──────── MATERIAL PROVIDED ────────
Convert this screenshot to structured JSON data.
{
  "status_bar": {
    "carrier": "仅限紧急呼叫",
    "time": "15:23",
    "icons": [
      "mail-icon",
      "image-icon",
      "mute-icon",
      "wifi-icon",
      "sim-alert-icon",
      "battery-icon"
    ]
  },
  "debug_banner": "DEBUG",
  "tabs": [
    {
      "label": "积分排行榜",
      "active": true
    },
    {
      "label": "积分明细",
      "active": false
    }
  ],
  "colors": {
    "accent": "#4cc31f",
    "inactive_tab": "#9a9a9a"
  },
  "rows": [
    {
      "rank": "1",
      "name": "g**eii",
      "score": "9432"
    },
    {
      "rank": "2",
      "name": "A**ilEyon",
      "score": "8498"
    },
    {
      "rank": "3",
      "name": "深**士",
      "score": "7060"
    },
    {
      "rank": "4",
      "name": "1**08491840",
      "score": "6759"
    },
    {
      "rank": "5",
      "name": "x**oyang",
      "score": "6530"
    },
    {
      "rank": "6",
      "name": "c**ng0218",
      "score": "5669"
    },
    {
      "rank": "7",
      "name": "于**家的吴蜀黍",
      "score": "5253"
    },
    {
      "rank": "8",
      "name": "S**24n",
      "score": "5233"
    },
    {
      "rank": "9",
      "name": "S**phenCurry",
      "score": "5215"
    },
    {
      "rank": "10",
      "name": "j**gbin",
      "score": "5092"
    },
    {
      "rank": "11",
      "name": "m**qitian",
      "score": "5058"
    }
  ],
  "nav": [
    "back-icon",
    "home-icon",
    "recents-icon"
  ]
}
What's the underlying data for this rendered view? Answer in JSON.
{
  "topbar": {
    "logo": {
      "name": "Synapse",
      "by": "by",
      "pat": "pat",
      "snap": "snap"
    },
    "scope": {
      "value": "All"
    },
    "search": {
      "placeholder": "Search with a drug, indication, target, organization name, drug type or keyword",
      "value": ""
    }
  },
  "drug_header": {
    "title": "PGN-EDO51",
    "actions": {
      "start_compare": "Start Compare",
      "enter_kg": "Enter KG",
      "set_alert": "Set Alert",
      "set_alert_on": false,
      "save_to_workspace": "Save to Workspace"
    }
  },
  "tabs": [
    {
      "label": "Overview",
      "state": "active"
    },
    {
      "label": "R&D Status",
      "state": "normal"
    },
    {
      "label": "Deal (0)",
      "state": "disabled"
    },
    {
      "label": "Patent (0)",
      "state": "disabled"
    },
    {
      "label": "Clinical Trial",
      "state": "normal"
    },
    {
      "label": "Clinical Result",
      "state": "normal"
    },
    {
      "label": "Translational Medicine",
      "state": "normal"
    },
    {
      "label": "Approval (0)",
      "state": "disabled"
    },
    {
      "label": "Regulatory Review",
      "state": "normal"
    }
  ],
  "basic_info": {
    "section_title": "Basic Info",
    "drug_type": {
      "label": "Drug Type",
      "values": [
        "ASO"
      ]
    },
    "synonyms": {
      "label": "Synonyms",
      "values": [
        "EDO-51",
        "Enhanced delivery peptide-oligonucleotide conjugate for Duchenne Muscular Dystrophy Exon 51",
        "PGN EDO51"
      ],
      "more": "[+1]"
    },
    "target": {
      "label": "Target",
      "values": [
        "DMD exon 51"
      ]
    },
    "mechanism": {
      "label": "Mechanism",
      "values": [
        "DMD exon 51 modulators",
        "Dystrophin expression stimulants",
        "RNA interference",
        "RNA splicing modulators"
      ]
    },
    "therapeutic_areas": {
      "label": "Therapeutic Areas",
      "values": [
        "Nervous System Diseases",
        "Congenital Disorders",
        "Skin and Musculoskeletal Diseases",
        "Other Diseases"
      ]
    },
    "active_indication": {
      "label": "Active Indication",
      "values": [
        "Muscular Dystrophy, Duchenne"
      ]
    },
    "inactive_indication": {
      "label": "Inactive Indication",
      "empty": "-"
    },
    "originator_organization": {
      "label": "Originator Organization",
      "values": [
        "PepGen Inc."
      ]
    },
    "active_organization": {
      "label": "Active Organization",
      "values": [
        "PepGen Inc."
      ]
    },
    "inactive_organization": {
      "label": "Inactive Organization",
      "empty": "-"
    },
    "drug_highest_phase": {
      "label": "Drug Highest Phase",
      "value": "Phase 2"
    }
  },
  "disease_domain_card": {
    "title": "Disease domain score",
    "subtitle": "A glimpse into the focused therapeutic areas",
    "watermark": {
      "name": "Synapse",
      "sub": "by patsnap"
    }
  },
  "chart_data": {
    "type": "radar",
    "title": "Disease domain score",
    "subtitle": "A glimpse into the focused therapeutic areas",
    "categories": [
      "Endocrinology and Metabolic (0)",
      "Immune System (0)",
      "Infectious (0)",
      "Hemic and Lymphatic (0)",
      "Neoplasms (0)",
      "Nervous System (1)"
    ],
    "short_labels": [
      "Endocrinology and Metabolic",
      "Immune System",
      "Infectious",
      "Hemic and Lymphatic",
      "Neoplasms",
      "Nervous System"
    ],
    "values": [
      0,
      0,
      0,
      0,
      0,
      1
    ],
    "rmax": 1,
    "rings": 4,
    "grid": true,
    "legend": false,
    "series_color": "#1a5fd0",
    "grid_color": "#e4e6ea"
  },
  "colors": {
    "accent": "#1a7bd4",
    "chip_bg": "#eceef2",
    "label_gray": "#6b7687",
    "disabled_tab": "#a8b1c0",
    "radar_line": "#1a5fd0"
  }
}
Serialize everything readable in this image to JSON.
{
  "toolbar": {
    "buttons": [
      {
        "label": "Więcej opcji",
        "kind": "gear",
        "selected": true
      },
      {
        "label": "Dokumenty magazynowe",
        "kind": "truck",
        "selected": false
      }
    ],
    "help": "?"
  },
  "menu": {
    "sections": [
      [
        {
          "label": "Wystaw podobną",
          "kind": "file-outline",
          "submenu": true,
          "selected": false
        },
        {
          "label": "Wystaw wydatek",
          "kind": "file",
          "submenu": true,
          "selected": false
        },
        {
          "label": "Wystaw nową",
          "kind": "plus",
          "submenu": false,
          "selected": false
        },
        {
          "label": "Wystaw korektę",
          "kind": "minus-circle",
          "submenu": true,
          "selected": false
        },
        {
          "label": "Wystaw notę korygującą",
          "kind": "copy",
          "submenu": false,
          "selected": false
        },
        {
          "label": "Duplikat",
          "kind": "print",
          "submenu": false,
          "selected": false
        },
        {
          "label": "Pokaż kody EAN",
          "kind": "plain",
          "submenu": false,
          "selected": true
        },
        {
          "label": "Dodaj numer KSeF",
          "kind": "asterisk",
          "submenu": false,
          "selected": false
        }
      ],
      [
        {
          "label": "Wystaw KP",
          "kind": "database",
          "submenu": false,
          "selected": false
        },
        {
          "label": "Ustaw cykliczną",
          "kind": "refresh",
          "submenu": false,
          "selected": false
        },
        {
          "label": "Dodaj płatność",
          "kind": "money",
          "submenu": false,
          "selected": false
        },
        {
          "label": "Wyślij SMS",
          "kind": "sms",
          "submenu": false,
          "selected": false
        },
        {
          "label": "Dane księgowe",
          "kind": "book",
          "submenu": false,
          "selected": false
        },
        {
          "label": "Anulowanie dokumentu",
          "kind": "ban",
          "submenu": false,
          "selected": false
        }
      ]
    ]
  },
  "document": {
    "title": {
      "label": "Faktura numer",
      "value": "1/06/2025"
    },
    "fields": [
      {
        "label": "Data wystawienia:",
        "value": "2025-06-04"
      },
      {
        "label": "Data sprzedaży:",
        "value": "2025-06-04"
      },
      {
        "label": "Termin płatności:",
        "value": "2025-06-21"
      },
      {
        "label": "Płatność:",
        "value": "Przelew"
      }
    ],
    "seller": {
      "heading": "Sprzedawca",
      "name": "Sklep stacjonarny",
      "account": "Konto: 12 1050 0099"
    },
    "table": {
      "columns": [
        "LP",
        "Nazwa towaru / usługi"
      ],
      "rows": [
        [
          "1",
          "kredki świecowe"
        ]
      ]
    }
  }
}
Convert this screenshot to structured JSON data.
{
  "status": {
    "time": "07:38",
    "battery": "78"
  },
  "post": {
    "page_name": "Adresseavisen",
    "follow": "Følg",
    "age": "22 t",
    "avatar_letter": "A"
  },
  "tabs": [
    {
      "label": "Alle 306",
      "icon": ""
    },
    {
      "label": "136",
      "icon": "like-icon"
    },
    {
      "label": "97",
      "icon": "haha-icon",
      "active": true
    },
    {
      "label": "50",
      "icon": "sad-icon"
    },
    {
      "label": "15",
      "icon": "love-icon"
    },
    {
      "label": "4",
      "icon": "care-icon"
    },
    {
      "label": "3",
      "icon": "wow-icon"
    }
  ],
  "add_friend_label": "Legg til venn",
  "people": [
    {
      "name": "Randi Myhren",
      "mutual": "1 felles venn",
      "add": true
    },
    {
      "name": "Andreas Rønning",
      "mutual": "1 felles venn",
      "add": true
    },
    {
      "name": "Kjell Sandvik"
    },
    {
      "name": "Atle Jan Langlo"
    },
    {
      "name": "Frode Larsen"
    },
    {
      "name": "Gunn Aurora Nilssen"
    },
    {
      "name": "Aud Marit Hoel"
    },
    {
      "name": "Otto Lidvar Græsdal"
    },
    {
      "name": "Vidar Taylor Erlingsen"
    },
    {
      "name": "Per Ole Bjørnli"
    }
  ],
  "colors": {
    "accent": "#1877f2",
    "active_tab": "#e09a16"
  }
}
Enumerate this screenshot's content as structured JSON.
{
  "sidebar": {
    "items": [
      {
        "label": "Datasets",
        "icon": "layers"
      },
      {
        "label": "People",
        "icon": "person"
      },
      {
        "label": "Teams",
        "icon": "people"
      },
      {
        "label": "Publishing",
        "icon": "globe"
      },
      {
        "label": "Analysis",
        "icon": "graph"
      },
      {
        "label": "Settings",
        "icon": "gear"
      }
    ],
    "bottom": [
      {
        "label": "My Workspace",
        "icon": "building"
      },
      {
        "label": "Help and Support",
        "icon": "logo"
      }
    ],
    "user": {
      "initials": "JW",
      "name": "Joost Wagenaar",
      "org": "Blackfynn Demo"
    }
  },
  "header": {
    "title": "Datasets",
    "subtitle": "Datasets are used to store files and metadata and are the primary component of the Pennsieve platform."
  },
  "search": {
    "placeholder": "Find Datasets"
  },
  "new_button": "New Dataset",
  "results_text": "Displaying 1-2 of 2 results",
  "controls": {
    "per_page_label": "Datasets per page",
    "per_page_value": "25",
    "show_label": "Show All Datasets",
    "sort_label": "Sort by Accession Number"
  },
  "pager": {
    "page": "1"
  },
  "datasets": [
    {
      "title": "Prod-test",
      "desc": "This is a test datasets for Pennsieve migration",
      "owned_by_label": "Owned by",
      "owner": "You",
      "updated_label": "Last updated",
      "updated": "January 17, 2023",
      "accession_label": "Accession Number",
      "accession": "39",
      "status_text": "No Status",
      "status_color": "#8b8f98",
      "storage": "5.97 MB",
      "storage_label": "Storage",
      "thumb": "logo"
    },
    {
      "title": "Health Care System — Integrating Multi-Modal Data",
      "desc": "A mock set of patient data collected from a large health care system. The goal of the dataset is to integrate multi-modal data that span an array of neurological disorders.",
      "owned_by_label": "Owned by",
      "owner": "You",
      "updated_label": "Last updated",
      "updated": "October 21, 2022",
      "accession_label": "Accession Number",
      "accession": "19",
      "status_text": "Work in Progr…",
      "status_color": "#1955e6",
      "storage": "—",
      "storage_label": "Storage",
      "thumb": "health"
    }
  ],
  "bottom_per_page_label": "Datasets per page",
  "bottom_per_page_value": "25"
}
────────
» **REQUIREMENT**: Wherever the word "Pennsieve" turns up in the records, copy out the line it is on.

» **RESPONSE AREA**:
    "subtitle": "Datasets are used to store files and metadata and are the primary component of the Pennsieve platform."
      "desc": "This is a test datasets for Pennsieve migration",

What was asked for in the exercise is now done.